Growth means expansion of the operations of the company and addition of new areas of operations. Growth strategy can be very risky and involves forecasting and analysis of many factors that affect expansion like resource availability and market availability. However, growth is necessary due to volatility of business and industries. For the success of an organisation, growth must be properly planned and controlled.
3. Retrenchment Strategy:
Retrenchment primarily means reduction in product, services and personnel. This strategy is many times useful in the face of tough competition, scarcity of resources and re-organisation of the company to reduce waste. Retrenchment strategy, though reflecting failure of the company to some degree becomes highly necessary for the very survival of the company.
4. Combination Strategy:
Combination strategy means using a combination of other strategies and is primarily used by large complex organisations who may want to cut back in some areas and expand in others. Also, in time of financial difficulties, a company may employ entrenchment strategy and resort to growth strategy, if the economic situation improves.
In order to make strategic planning effective, it is necessary to have the right people involved who would objectively and intelligently look at all angles and all factors involved in the success of these plans and strategies.
Implementation of Strategies:
Implementation of strategy is the process through which a chosen strategy is put into action. It involves the design and management of systems, it achieve the best integration of people, structure, processes and resources in achieving organisational objectives.
Important factors in strategy implementation are given below:
1. Institutional of Strategy:
The first basic action that is required for putting a strategy into operation is its institutionalization. Since strategy does not become either acceptance or effective by virtue of being well designed and clearly announced, the successful implementation of strategy requires that the strategy framer act as its promoter and defend.
Often strategy choice becomes a personal choice of the strategist because his personality variables become an influential factor in strategy formulation.
2. Setting Proper Organisational Climate:
It is important in making strategy to work. Organisational climate refers to the characteristics of internal environment, which conditions the corporation, the development of the individuals the extent of commitment and dedication of people in the organisation and the efficiency with which the purpose is translated into results.
Organisations whose strategy is implemented with matching climate are more effective than whose are not. People are the instruments in implementing a particular strategy and organisational climate is basically people-oriented.
3. Developing Appropriate Operating Plans:
Operating plans means action plans, operational programmes and decisions.

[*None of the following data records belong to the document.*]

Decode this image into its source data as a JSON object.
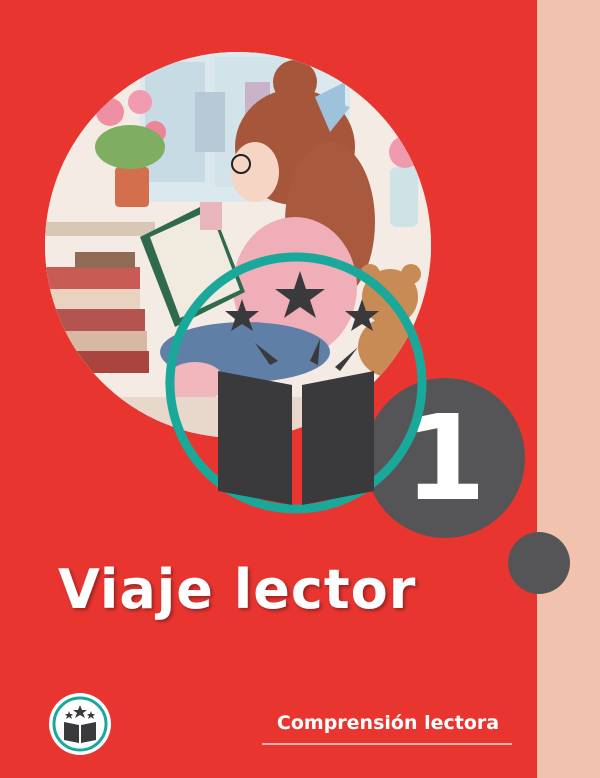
{
  "cover": {
    "title": "Viaje lector",
    "subtitle": "Comprensión lectora",
    "volume_number": "1"
  },
  "illustration": {
    "description_icon": "girl-reading-illustration",
    "emblem_icon": "open-book-stars-icon",
    "logo_icon": "book-stars-logo-icon"
  },
  "colors": {
    "background": "#e83530",
    "side_strip": "#f1c2ad",
    "badge": "#555557",
    "emblem_ring": "#1aa89a",
    "emblem_dark": "#3a3a3c"
  }
}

If they are made to reflect desired of organisational objectives by focusing attention on those factors, which are critical to the success of the organisation as spelled out during the strategy formulation process.
4. Developing Appropriate Organisation Structure:

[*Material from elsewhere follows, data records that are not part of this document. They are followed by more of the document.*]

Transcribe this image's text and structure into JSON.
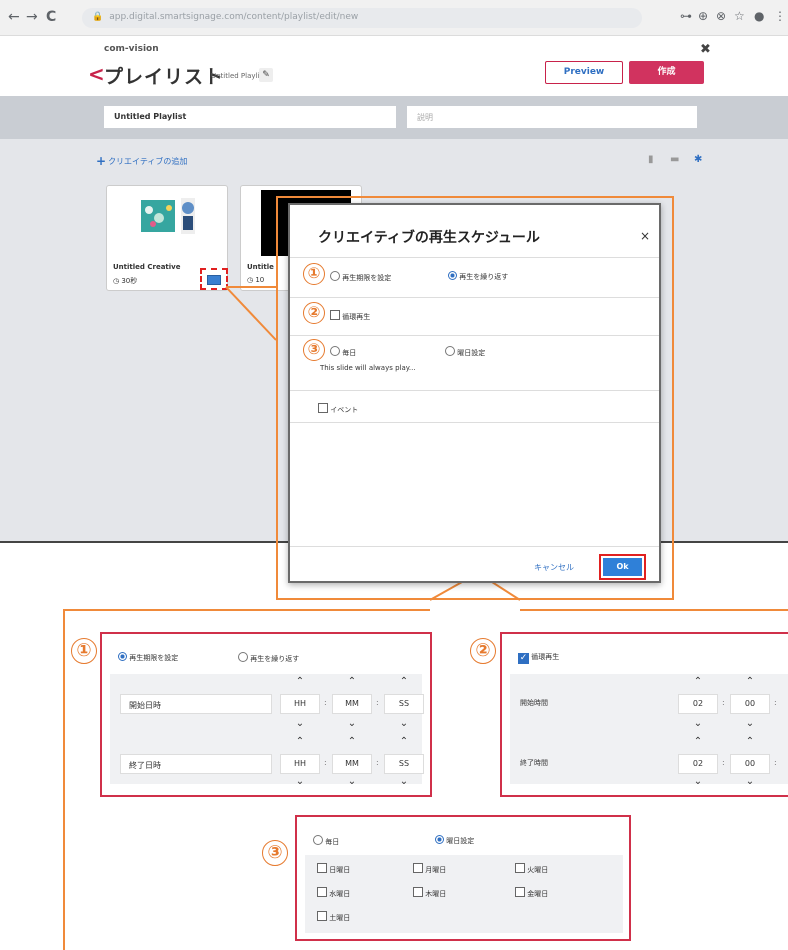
{
  "browser": {
    "back": "←",
    "forward": "→",
    "reload": "C",
    "url": "app.digital.smartsignage.com/content/playlist/edit/new"
  },
  "app": {
    "logo": "com-vision",
    "close": "✖",
    "back_icon": "<",
    "title": "プレイリスト",
    "subtitle": "Untitled Playlist *",
    "edit_icon": "✎",
    "preview_label": "Preview",
    "create_label": "作成",
    "name_value": "Untitled Playlist",
    "desc_placeholder": "説明",
    "add_creative_icon": "+",
    "add_creative_label": "クリエイティブの追加"
  },
  "cards": [
    {
      "name": "Untitled Creative",
      "duration": "30秒"
    },
    {
      "name": "Untitle",
      "duration": "10"
    }
  ],
  "modal": {
    "title": "クリエイティブの再生スケジュール",
    "close": "×",
    "opt_period": "再生期限を設定",
    "opt_repeat": "再生を繰り返す",
    "loop": "循環再生",
    "daily": "毎日",
    "weekday": "曜日設定",
    "daily_note": "This slide will always play...",
    "event": "イベント",
    "cancel_label": "キャンセル",
    "ok_label": "Ok"
  },
  "panel1": {
    "opt_period": "再生期限を設定",
    "opt_repeat": "再生を繰り返す",
    "start_label": "開始日時",
    "end_label": "終了日時",
    "hh": "HH",
    "mm": "MM",
    "ss": "SS"
  },
  "panel2": {
    "loop": "循環再生",
    "start_label": "開始時間",
    "end_label": "終了時間",
    "h": "02",
    "m": "00"
  },
  "panel3": {
    "daily": "毎日",
    "weekday": "曜日設定",
    "days": [
      "日曜日",
      "月曜日",
      "火曜日",
      "水曜日",
      "木曜日",
      "金曜日",
      "土曜日"
    ]
  },
  "markers": [
    "①",
    "②",
    "③"
  ]
}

Organisation structure is the pattern in which parts of the organisation are interrelated or interconnected. It prescribes relationships among various positions and activities. The organisation structure should be designed according to the needs of the strategy for the implementing strategy.
The relationship between strategy and structure can be thought of in terms of utilizing structure for the strategy implementation because structure is a means to an end, that is to provide facilities for implementing strategy. Therefore both should be integrated.

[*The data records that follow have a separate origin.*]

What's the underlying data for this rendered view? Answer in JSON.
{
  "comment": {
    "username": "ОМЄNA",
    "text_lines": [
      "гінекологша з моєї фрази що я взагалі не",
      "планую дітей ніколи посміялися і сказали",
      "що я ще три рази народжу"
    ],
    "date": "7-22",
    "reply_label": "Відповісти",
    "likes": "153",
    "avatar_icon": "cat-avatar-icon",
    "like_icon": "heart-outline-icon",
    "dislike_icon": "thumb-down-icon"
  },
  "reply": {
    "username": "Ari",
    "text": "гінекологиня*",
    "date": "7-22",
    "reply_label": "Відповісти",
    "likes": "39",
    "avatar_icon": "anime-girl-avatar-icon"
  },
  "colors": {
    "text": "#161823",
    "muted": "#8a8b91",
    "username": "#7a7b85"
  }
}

5. Periodic Review of Strategy:
There should be periodic review of strategy to find out whether the given strategy is relevant. This is required because even the carefully developed strategies might cease to be suitable if events change, knowledge becomes more clear, or it appears that the environment will not be as originally thought.
Thus strategies should be reviewed from time to time. Major strategies should be reviewed at least once a year. In fact this is done by most of the organisations who believe in relating themselves with the environments.